Last month, Lt. Gen. Ray Odierno went to the Hill for his confirmation hearing as the U.S.’s new Iraq commander and… no one cared. Odierno, formerly David Petraeus’ second in command, is taking over post-surge Iraq, which you might think merits a discrete strategy. Instead, all the Senators focused on Petraeus himself, who happened to also be testifying alongside Odierno. As a result, Odierno sounded like Petraeus-lite, suggesting that he’d hew to Petraeus’s "population protection" strategy, even though Petraeus had five more Army brigades than Odierno will. No one cared.
In the Washington Post today, it appears that if Odierno actually has a post-surge strategy, he’s the only one.
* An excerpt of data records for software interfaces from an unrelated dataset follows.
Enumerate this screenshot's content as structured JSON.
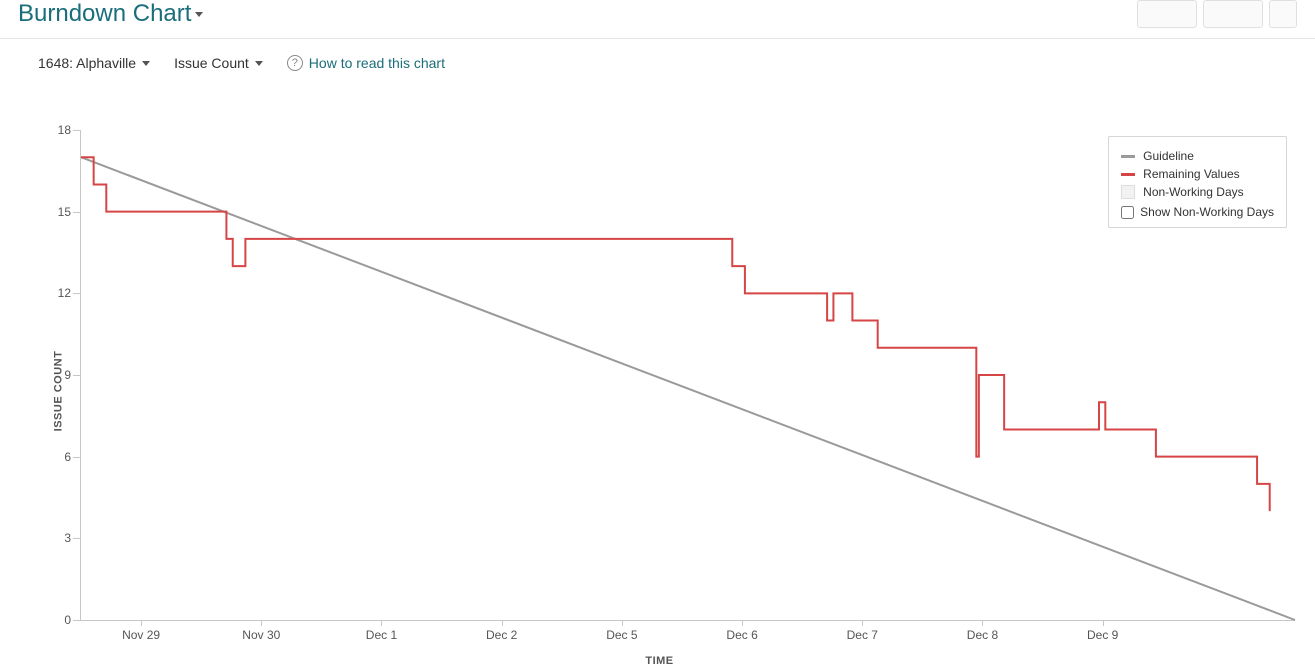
{
  "header": {
    "title": "Burndown Chart"
  },
  "controls": {
    "sprint_dropdown": "1648: Alphaville",
    "metric_dropdown": "Issue Count",
    "help_link": "How to read this chart"
  },
  "legend": {
    "guideline": "Guideline",
    "remaining": "Remaining Values",
    "nonworking": "Non-Working Days",
    "toggle_label": "Show Non-Working Days"
  },
  "axes": {
    "y_title": "ISSUE COUNT",
    "x_title": "TIME"
  },
  "chart_data": {
    "type": "line",
    "x_ticks": [
      "Nov 29",
      "Nov 30",
      "Dec 1",
      "Dec 2",
      "Dec 5",
      "Dec 6",
      "Dec 7",
      "Dec 8",
      "Dec 9"
    ],
    "y_ticks": [
      0,
      3,
      6,
      9,
      12,
      15,
      18
    ],
    "ylim": [
      0,
      18
    ],
    "x_range_days": 9.6,
    "ylabel": "ISSUE COUNT",
    "xlabel": "TIME",
    "series": [
      {
        "name": "Guideline",
        "style": "line",
        "color": "#9a9a9a",
        "points": [
          {
            "x": 0.0,
            "y": 17
          },
          {
            "x": 9.6,
            "y": 0
          }
        ]
      },
      {
        "name": "Remaining Values",
        "style": "step",
        "color": "#d64545",
        "points": [
          {
            "x": 0.0,
            "y": 17
          },
          {
            "x": 0.1,
            "y": 16
          },
          {
            "x": 0.2,
            "y": 15
          },
          {
            "x": 1.1,
            "y": 15
          },
          {
            "x": 1.15,
            "y": 14
          },
          {
            "x": 1.2,
            "y": 13
          },
          {
            "x": 1.3,
            "y": 13
          },
          {
            "x": 1.3,
            "y": 14
          },
          {
            "x": 5.1,
            "y": 14
          },
          {
            "x": 5.15,
            "y": 13
          },
          {
            "x": 5.25,
            "y": 12
          },
          {
            "x": 5.85,
            "y": 12
          },
          {
            "x": 5.9,
            "y": 11
          },
          {
            "x": 5.95,
            "y": 12
          },
          {
            "x": 6.05,
            "y": 12
          },
          {
            "x": 6.1,
            "y": 11
          },
          {
            "x": 6.3,
            "y": 11
          },
          {
            "x": 6.3,
            "y": 10
          },
          {
            "x": 7.05,
            "y": 10
          },
          {
            "x": 7.08,
            "y": 6
          },
          {
            "x": 7.1,
            "y": 9
          },
          {
            "x": 7.25,
            "y": 9
          },
          {
            "x": 7.3,
            "y": 7
          },
          {
            "x": 8.0,
            "y": 7
          },
          {
            "x": 8.05,
            "y": 8
          },
          {
            "x": 8.1,
            "y": 7
          },
          {
            "x": 8.45,
            "y": 7
          },
          {
            "x": 8.5,
            "y": 6
          },
          {
            "x": 9.25,
            "y": 6
          },
          {
            "x": 9.3,
            "y": 5
          },
          {
            "x": 9.4,
            "y": 5
          },
          {
            "x": 9.4,
            "y": 4
          }
        ]
      }
    ]
  }
}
The GAO says that the Bush administration has come full circle in terms of cluelessness:
The administration lacks an updated and comprehensive Iraq strategy to move beyond the "surge" of combat troops President Bush launched in January 2007 as an 18-month effort to curtail violence and build Iraqi democracy, government investigators said yesterday.
While agreeing with the administration that violence has decreased sharply, a report released yesterday by the Government Accountability Office concluded that many other goals Bush outlined a year and a half ago in the "New Way Forward" strategy remain unmet.
Aside from that, though, the surge totally worked! The Kagans told me so!
That’s not all. Doing her job as a reporter, the Post‘s Karen DeYoung noted the differences between the GAO’s assessment and the Pentagon’s:
The GAO report contrasted with a Pentagon report, dated June 13 but not released until yesterday. The Defense Department’s quarterly assessment to Congress, "Measuring Security and Stability in Iraq," said that "security, political and economic trends in Iraq continue to be positive, although they remain fragile, reversible and uneven."
In many respects, the two reports seemed to assess wholly different realities. The 74-page Pentagon document emphasized what it called the "negative role" in Iraqi security that Iran and Syria have played. The 94-page GAO report did not mention Iran and referred to Syria only in the context of Iraqi refugees who had settled there.
There’s also a piece of classic newspeak. The Defense Department "nonconcurs" — their word! — with a classified GAO assessment that reportedly says the Petraeus/Crocker "Joint Campaign Plan" is less a strategy than "an operational plan with limitations." You’d think that’d be an anodyne criticism, since it was clear from the start that the surge was an attempt at making the 2005-vintage Clear-Hold-Build plan work . But conceding that point that won’t help elect John McCain.